In 2021 Melbourne University established a new funding scheme to support Student Life Initiatives.Professor John Tobin, from the Melbourne Law School, was successful in securing some funding for a project titled, The Human Rights Portrait Gallery.The project is the first initiative to be undertaken as part of a broader human rights program being developed within the Law School. The aim of the project is to create an archive of graduates of Melbourne Law School who have or are currently working in the field of human rights.

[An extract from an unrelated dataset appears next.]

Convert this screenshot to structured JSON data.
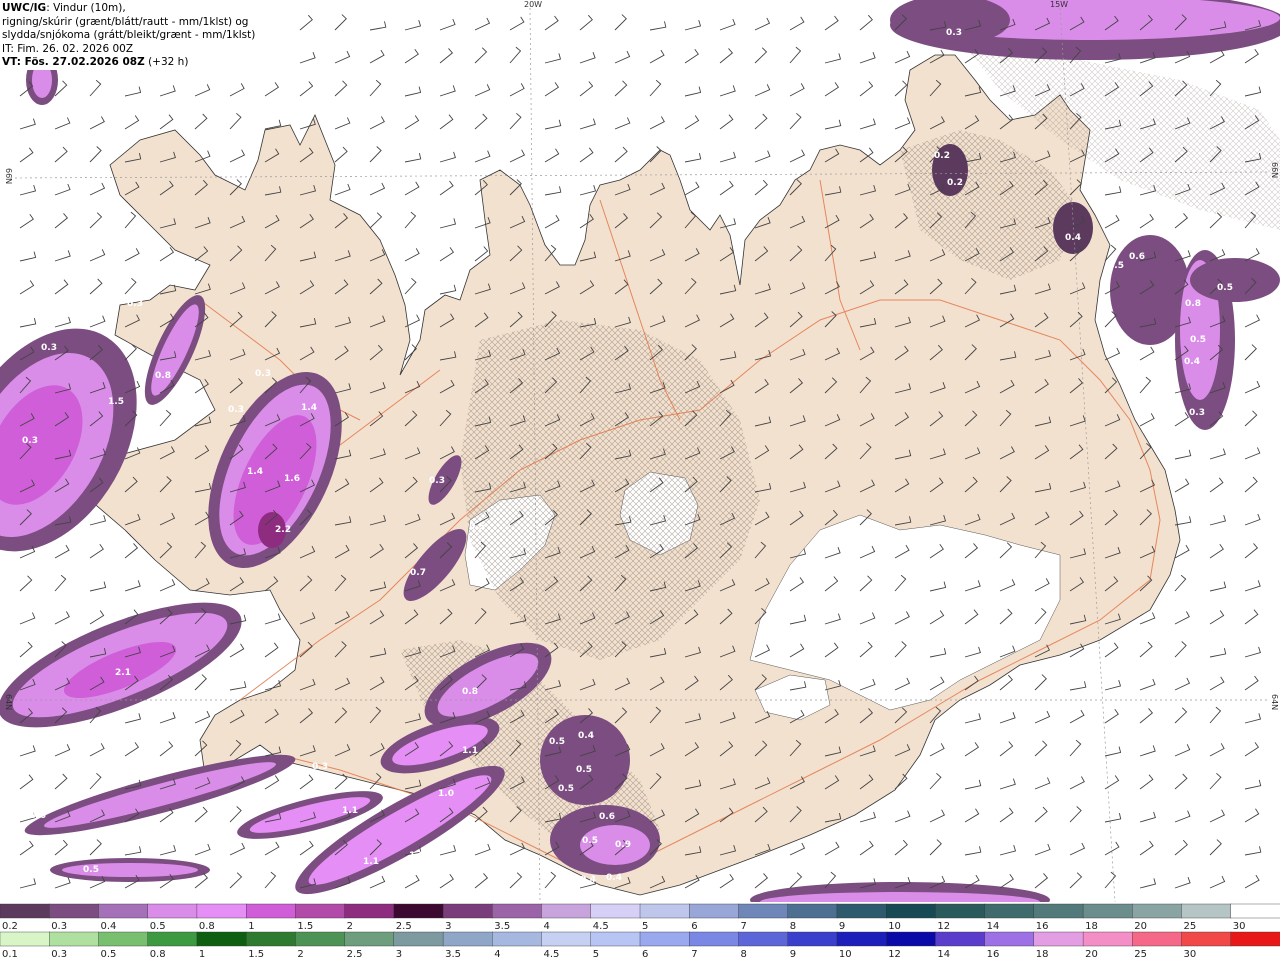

This project is inspired by the Maori concept of whakapapa. This concept frames our connection to any group we belong to; it understands our place as part of a chain of people going back and forward in time; it requires us to connect to the past, to recognise our place in the present and lay a path for those who will be in the future. It is about recognising where we have come from, who we are and where we might go as individuals who are part of a tribe, part of a community. Own Eastwood, author of ‘Belonging: The Ancient Code of Togetherness’ explains that, ‘Whakapapa points a finger at us and tell us you will not be judged by your money or celebrity or sense of self pride … you will be judged by what you did for our tribe.’ This organising concept for the project is aligned with the Melbourne University student life graduate attribute of lasting connections. The Human Rights Portrait Gallery Project is a deliberate attempt to create a sense of belonging among law students with a commitment to human rights and social justice by connecting them with past students who have worked in the field of human rights through shared stories and discussions about future careers. It is designed to connect them to the past, to recognise and celebrate the achievements of those who have walked the corridors of the law school before them and to inspire students to create their own legacy and make their own contributions in the struggle for justice. It relies on imagery, story telling and human interaction to build a sense of community and belonging among past, current and future law school students. Photos the alumni are on display on level 2 of the Law School with a QR code that connects their image back to a written reflection which was prepared by the JD students who met and interviewed the alumnus.